§ **PROBLEM TO SOLVE**
Gather all lines in the records below that include the word "selected".

□ □ □ □ □

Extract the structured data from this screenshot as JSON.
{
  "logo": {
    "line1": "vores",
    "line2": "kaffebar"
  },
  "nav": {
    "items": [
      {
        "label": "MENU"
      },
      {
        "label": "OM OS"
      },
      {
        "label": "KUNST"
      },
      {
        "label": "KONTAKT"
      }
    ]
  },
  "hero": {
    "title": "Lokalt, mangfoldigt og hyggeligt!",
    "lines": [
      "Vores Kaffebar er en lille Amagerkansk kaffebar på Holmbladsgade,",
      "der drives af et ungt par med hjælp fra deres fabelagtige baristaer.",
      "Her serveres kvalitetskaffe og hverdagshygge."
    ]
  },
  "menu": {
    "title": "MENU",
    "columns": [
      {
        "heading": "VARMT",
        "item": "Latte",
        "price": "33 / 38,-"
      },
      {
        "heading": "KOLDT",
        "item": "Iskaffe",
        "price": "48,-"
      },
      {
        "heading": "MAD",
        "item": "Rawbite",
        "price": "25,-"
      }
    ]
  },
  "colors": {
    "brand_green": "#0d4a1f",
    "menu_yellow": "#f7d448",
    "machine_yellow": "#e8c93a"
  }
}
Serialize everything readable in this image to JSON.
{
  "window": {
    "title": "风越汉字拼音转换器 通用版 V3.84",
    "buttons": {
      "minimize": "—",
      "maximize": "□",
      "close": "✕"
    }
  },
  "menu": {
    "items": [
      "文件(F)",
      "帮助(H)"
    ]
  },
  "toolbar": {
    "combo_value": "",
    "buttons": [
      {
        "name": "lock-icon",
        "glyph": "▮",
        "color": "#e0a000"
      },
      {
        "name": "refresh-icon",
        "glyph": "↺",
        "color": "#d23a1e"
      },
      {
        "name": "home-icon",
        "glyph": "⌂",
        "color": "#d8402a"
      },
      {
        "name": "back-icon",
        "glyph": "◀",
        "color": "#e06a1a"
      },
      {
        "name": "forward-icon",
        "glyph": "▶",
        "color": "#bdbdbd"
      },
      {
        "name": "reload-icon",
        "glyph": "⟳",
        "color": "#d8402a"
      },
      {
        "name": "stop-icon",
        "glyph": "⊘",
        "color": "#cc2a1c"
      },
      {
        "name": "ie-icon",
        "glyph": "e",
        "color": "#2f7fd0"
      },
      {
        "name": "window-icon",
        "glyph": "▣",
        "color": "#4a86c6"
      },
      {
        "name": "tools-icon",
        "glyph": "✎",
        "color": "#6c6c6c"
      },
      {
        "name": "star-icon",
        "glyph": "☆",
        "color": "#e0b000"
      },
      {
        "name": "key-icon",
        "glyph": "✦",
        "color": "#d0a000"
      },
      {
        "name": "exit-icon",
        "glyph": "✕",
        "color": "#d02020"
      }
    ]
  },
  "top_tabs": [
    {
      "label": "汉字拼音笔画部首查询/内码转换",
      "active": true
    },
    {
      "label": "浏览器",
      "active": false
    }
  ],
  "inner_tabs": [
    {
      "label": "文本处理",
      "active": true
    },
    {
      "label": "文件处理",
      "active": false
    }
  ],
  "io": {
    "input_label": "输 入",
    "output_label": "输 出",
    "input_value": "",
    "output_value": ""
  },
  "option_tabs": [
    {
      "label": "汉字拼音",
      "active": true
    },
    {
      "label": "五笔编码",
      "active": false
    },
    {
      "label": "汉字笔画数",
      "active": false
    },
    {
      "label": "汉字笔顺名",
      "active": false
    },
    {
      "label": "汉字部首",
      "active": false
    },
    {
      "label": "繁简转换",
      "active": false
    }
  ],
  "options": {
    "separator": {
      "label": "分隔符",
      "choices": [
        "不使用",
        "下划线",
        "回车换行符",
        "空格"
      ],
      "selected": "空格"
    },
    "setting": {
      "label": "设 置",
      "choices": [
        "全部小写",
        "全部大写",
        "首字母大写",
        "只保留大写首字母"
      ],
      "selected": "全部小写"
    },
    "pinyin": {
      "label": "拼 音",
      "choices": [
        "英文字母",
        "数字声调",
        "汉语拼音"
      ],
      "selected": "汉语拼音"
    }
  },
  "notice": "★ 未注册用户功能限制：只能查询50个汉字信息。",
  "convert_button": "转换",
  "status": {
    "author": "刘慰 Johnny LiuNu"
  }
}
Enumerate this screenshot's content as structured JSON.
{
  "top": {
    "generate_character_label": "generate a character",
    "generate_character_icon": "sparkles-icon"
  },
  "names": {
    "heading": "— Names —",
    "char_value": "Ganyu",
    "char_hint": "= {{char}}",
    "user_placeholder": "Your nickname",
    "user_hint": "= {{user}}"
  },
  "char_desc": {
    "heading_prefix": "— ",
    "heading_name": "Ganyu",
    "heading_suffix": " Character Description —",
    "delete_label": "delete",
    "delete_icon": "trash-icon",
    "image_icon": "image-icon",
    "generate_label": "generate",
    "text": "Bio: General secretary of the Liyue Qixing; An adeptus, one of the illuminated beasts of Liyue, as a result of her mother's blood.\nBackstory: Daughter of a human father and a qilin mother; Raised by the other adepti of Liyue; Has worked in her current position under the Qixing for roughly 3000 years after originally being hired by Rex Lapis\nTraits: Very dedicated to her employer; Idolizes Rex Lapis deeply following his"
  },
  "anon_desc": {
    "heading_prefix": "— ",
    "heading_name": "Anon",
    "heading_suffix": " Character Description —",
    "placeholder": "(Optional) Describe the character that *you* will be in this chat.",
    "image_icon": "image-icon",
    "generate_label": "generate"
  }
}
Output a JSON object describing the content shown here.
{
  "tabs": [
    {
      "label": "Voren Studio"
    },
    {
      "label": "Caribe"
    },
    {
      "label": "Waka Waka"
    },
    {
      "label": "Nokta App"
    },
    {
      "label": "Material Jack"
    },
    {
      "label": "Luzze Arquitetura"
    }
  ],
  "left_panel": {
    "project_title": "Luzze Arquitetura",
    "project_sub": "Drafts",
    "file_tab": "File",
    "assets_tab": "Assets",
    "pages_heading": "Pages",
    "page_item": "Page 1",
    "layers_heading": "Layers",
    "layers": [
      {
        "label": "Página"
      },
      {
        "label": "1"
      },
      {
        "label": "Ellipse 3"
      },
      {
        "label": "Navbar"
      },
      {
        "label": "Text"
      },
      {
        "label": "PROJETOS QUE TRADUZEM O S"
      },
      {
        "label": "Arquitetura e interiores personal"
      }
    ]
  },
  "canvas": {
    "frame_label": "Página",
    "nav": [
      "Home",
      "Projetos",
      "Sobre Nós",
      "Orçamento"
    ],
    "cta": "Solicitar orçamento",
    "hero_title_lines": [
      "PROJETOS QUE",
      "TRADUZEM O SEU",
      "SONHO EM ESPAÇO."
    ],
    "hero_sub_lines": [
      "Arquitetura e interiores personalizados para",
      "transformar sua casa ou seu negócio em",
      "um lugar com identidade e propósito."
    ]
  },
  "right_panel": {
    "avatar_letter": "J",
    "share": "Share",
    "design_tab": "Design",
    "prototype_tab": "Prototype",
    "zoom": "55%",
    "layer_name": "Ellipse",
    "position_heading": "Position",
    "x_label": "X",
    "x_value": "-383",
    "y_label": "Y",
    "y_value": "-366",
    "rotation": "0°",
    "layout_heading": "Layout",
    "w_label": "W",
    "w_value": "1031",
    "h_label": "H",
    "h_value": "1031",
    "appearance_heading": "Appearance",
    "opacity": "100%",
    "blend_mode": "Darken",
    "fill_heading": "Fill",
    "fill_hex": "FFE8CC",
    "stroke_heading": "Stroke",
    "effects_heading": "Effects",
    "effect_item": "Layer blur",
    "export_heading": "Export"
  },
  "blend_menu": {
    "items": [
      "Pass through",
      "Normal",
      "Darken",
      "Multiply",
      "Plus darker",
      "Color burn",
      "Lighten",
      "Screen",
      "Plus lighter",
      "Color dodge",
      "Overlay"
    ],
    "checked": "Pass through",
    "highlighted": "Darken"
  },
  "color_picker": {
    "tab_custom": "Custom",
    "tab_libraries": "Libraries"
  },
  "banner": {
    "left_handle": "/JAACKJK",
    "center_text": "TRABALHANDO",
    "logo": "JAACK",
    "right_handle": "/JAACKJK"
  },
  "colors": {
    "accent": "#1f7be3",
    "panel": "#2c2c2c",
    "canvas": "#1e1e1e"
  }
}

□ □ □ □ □

§ **SOLUTION FOR THIS TASK**
      "selected": "空格"
      "selected": "全部小写"
      "selected": "汉语拼音"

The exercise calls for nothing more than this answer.